|South Bay. The next major project in the South Bay will be to replace the current routing along Palm Avenue in the City of San Diego. Preliminary design and environmental studies have been completed for an alignment the will extend the path at 13th Street in Imperial Beach to Bay Boulevard in Chula Vista using a combination of MTDB railroad right of way and adjacent berms that are part of the salt extraction operation. From the point of view of the commuting bicyclist, this is an optimum alignment because it the most direct route between Imperial Beach and Chula Vista. The City of San Diego is lead agency for this section. They will be responsible for the environmental document and final design. Right of way agreements with the Port District, the State Lands Commission, and MTDB have been negotiated, and final design is scheduled to begin in the Spring of 2000.||

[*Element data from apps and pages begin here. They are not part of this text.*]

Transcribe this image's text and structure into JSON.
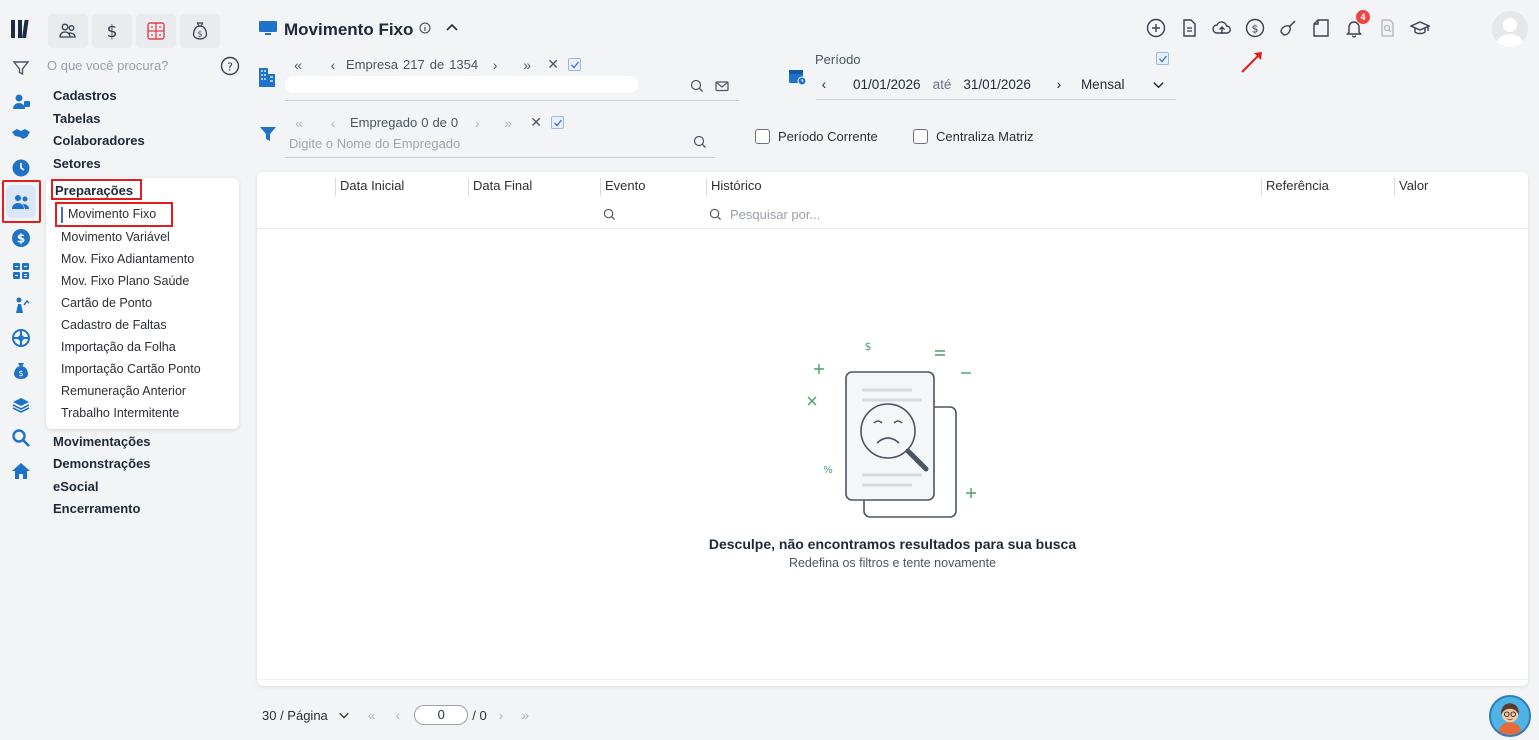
{
  "sidebar": {
    "search_placeholder": "O que você procura?",
    "menu": {
      "cadastros": "Cadastros",
      "tabelas": "Tabelas",
      "colaboradores": "Colaboradores",
      "setores": "Setores",
      "preparacoes": "Preparações",
      "movimentacoes": "Movimentações",
      "demonstracoes": "Demonstrações",
      "esocial": "eSocial",
      "encerramento": "Encerramento"
    },
    "submenu": [
      "Movimento Fixo",
      "Movimento Variável",
      "Mov. Fixo Adiantamento",
      "Mov. Fixo Plano Saúde",
      "Cartão de Ponto",
      "Cadastro de Faltas",
      "Importação da Folha",
      "Importação Cartão Ponto",
      "Remuneração Anterior",
      "Trabalho Intermitente"
    ],
    "mini_tabs": [
      "users-icon",
      "dollar-icon",
      "grid-icon",
      "money-bag-icon"
    ]
  },
  "header": {
    "title": "Movimento Fixo",
    "notification_count": "4",
    "icons": [
      "add-circle-icon",
      "document-icon",
      "cloud-upload-icon",
      "dollar-circle-icon",
      "broom-icon",
      "note-icon",
      "bell-icon",
      "search-doc-icon",
      "graduation-cap-icon"
    ]
  },
  "empresa": {
    "label": "Empresa",
    "current": "217",
    "of": "de",
    "total": "1354"
  },
  "periodo": {
    "label": "Período",
    "start": "01/01/2026",
    "between": "até",
    "end": "31/01/2026",
    "frequency": "Mensal"
  },
  "empregado": {
    "label": "Empregado",
    "current": "0",
    "of": "de",
    "total": "0",
    "placeholder": "Digite o Nome do Empregado"
  },
  "options": {
    "periodo_corrente": "Período Corrente",
    "centraliza_matriz": "Centraliza Matriz"
  },
  "table": {
    "columns": [
      "Data Inicial",
      "Data Final",
      "Evento",
      "Histórico",
      "Referência",
      "Valor"
    ],
    "search_placeholder": "Pesquisar por...",
    "empty_title": "Desculpe, não encontramos resultados para sua busca",
    "empty_subtitle": "Redefina os filtros e tente novamente"
  },
  "pagination": {
    "per_page": "30 / Página",
    "current_page": "0",
    "total_pages": "/ 0"
  },
  "colors": {
    "accent": "#3b6fd6",
    "highlight": "#e11d1d",
    "rail_icon": "#1e73c8"
  }
}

Salt Works Project Statistics Project Length 1 mile Project Schedule Environmental Approval Spring 2000 Design Complete Spring 2000 Contract Awarded Fall 2000 Construction Completed Winter 2001 Estimated Cost $1.5 million Funding Sources: TransNet $ 100,000 Federal CMAQ 1,239,000 State Matching Funds 161,000 ---------- Total $1,500,000
Harbor Drive Improvements. The current Bayshore Bikeway north of National City consists almost exclusively of bike lanes on Harbor Drive. The 32nd Street Naval Station and a variety of bayfront industries prevent construction of a bicycle path along the waterfront. The east side of Harbor Drive is primarily railroad right of way for freight and light rail. Bike lanes can be effective bicycle commuting facilities, but these bike lanes are adversely affected by a number of at-grade railroad crossings, deteriorating pavement, and encroachments from parked cars. The City of San Diego has conducted a corridor improvement study from National City to downtown San Diego. The study inventoried need maintenance and capital improvements to the bike lanes that the City of San Diego will be addressing through their street maintenance and capital improvement program.
 Caltrans' Highway Design Manual designates three classes of bicycle facilities: Class I bike path consisting of a paved path within an exclusive right of way, Class II bike lanes consisting of signed and striped lanes within a street right of way, and Class III bike routes, which are preferred routes on existing streets, identified by signs only.